- [Interface dataset entries]:
BEGIN

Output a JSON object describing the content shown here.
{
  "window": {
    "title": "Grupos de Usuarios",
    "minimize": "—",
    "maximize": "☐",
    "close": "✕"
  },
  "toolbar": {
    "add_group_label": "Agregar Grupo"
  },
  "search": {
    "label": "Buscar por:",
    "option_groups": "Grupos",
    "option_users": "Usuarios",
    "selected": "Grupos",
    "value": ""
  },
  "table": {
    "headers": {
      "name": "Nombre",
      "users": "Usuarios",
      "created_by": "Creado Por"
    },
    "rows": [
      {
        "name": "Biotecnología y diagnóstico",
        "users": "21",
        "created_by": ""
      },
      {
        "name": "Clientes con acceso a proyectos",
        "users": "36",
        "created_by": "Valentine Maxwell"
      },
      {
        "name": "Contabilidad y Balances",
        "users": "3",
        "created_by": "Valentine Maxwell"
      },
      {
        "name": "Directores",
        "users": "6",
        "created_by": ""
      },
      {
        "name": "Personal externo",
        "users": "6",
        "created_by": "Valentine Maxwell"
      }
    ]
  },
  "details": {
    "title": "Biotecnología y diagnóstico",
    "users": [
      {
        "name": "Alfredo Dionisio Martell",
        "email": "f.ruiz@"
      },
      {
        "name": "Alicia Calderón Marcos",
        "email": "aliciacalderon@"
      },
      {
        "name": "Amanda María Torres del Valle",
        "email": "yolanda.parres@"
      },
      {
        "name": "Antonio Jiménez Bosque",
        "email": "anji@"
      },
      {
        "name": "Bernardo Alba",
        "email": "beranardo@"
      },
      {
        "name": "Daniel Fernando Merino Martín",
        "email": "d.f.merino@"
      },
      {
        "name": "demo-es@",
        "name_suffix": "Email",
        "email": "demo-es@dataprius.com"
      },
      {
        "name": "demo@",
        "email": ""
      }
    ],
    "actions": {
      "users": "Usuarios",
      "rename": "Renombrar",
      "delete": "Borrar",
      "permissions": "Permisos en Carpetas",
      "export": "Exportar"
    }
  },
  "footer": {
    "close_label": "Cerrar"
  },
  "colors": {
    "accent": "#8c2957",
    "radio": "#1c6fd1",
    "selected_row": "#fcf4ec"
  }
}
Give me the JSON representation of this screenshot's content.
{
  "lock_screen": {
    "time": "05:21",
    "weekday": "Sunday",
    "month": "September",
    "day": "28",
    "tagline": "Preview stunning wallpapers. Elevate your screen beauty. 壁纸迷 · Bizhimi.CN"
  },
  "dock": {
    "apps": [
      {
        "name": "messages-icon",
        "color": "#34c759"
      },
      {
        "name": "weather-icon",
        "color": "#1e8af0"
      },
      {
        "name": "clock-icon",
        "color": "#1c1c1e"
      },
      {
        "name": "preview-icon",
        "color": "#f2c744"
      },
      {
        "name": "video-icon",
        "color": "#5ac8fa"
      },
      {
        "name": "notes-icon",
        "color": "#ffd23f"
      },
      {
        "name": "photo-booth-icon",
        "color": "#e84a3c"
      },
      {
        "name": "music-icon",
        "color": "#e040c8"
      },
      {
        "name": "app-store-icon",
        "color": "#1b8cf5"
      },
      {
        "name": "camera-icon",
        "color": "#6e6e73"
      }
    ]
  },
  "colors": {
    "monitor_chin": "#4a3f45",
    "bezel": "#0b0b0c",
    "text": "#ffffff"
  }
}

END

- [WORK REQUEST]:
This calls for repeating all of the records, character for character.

- [WRITTEN RESPONSE]:
Output a JSON object describing the content shown here.
{
  "window": {
    "title": "Grupos de Usuarios",
    "minimize": "—",
    "maximize": "☐",
    "close": "✕"
  },
  "toolbar": {
    "add_group_label": "Agregar Grupo"
  },
  "search": {
    "label": "Buscar por:",
    "option_groups": "Grupos",
    "option_users": "Usuarios",
    "selected": "Grupos",
    "value": ""
  },
  "table": {
    "headers": {
      "name": "Nombre",
      "users": "Usuarios",
      "created_by": "Creado Por"
    },
    "rows": [
      {
        "name": "Biotecnología y diagnóstico",
        "users": "21",
        "created_by": ""
      },
      {
        "name": "Clientes con acceso a proyectos",
        "users": "36",
        "created_by": "Valentine Maxwell"
      },
      {
        "name": "Contabilidad y Balances",
        "users": "3",
        "created_by": "Valentine Maxwell"
      },
      {
        "name": "Directores",
        "users": "6",
        "created_by": ""
      },
      {
        "name": "Personal externo",
        "users": "6",
        "created_by": "Valentine Maxwell"
      }
    ]
  },
  "details": {
    "title": "Biotecnología y diagnóstico",
    "users": [
      {
        "name": "Alfredo Dionisio Martell",
        "email": "f.ruiz@"
      },
      {
        "name": "Alicia Calderón Marcos",
        "email": "aliciacalderon@"
      },
      {
        "name": "Amanda María Torres del Valle",
        "email": "yolanda.parres@"
      },
      {
        "name": "Antonio Jiménez Bosque",
        "email": "anji@"
      },
      {
        "name": "Bernardo Alba",
        "email": "beranardo@"
      },
      {
        "name": "Daniel Fernando Merino Martín",
        "email": "d.f.merino@"
      },
      {
        "name": "demo-es@",
        "name_suffix": "Email",
        "email": "demo-es@dataprius.com"
      },
      {
        "name": "demo@",
        "email": ""
      }
    ],
    "actions": {
      "users": "Usuarios",
      "rename": "Renombrar",
      "delete": "Borrar",
      "permissions": "Permisos en Carpetas",
      "export": "Exportar"
    }
  },
  "footer": {
    "close_label": "Cerrar"
  },
  "colors": {
    "accent": "#8c2957",
    "radio": "#1c6fd1",
    "selected_row": "#fcf4ec"
  }
}
Give me the JSON representation of this screenshot's content.
{
  "lock_screen": {
    "time": "05:21",
    "weekday": "Sunday",
    "month": "September",
    "day": "28",
    "tagline": "Preview stunning wallpapers. Elevate your screen beauty. 壁纸迷 · Bizhimi.CN"
  },
  "dock": {
    "apps": [
      {
        "name": "messages-icon",
        "color": "#34c759"
      },
      {
        "name": "weather-icon",
        "color": "#1e8af0"
      },
      {
        "name": "clock-icon",
        "color": "#1c1c1e"
      },
      {
        "name": "preview-icon",
        "color": "#f2c744"
      },
      {
        "name": "video-icon",
        "color": "#5ac8fa"
      },
      {
        "name": "notes-icon",
        "color": "#ffd23f"
      },
      {
        "name": "photo-booth-icon",
        "color": "#e84a3c"
      },
      {
        "name": "music-icon",
        "color": "#e040c8"
      },
      {
        "name": "app-store-icon",
        "color": "#1b8cf5"
      },
      {
        "name": "camera-icon",
        "color": "#6e6e73"
      }
    ]
  },
  "colors": {
    "monitor_chin": "#4a3f45",
    "bezel": "#0b0b0c",
    "text": "#ffffff"
  }
}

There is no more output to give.